When we publicly discuss innovation, the distinction between journalism and brand communication becomes blurred and the question of what brand journalism really is becomes really wide open. Is it journalism revisited, or simply disguised content marketing? While the traditional news media industry sees it rather in the latter category, PR agencies, corporate newsrooms and marketing departments are playing a new role in the former. But there is no clear-cut division. With the increasing digitalization of the information industry, pervasive presence of social platforms, and inevitable transparency, readers/consumers are closer to the content producers in the information and communication industry, and the two types of professionals often overlap. How healthy is this for the media industry landscape? The blogosphere has been debating the issue for a while without reaching a conclusion, which is a good sign per se. In this brief piece, MC tries to map out the latest trends in the debate about brand journalism and related issues.
Does it really matter who the journalist is?
As a namesake website persuasively points out, brand journalism is hardly a new topic. However in the last couple of years professionals are wondering when it all started. AdAge traces the point zero back to a 2004 conference it organized, when McDonald’s announced its new approach to marketing under the guise of brand journalism. In its latest issue, the Columbia Journalism Review (CJR) of the eponymous school of journalism asks in its cover story whether traditional journalism should worry about brand journalism, underlining how important it has become. It also wonders about the importance to know who is a journalist. Quite aptly CJR underlines how this new trend should not be underestimated, warning that the media should not degrade its own standards.

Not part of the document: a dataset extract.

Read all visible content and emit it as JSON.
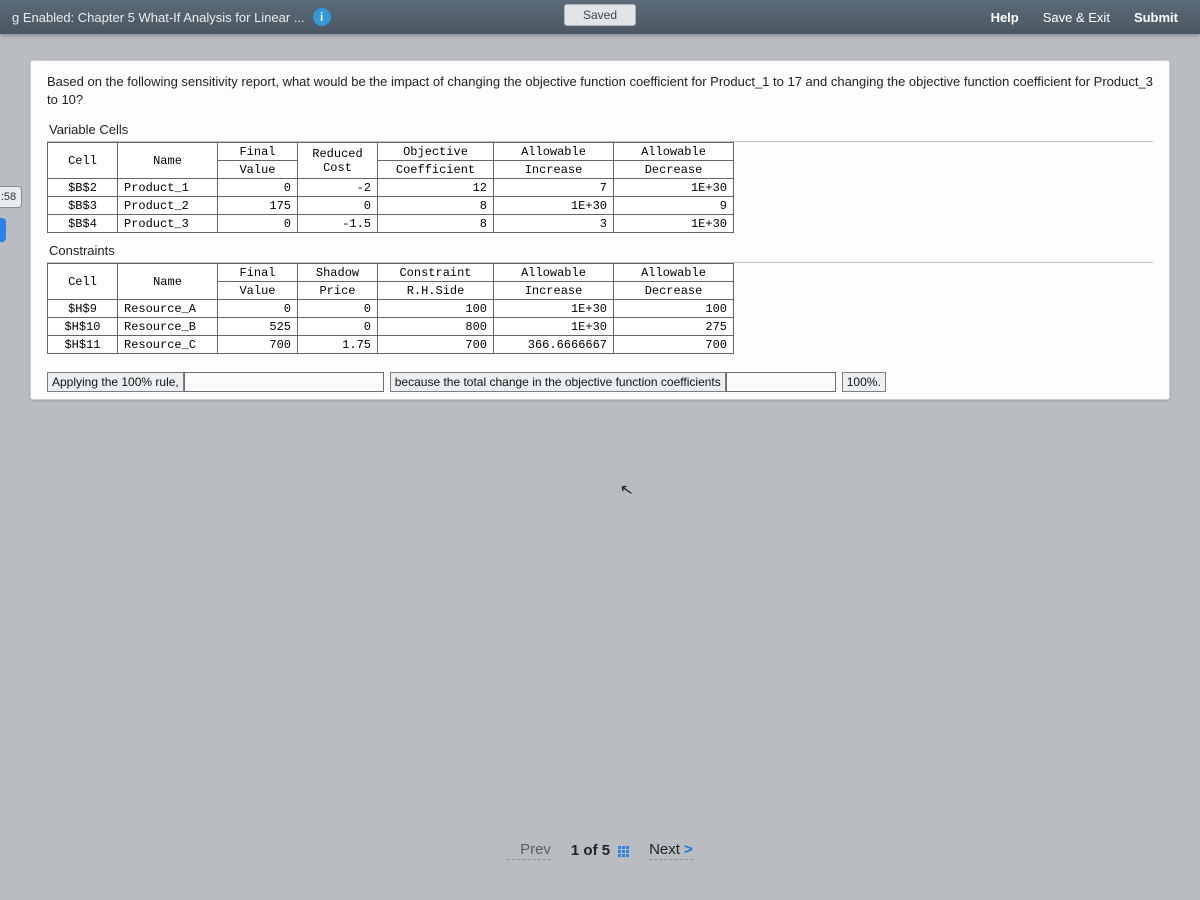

Some players in the media industry have an unintelligible approach, which is misleading, but also the acceptance of a de facto revolutionized media landscape. According to them, such as Forbes, brand journalism could be the rebirth of the journalistic profession.
In fact, as Financial Times’ seminal article highlighted, the divide between journalism and public relations professionals has always been blurring, with the advertising and marketing industry being an interested third party in this squabble. In the innovation age a common consequence is that brand journalism often provides superior contents thanks to “embedded” position and privileged access to information and sources which corporations would have otherwise not been ready to reveal to an “external” journalist.
So what’s the fuss about? As stated at the beginning, virtual and real worlds have become interconnected in a way unseen before, with the digital r-evolution scaling up its impact in terms of information gathering and social interaction, and news consumption for that matter. In other words, with rising transparency also the information business is about communication, more than ever. And the storytelling about the product, the content becomes product itself.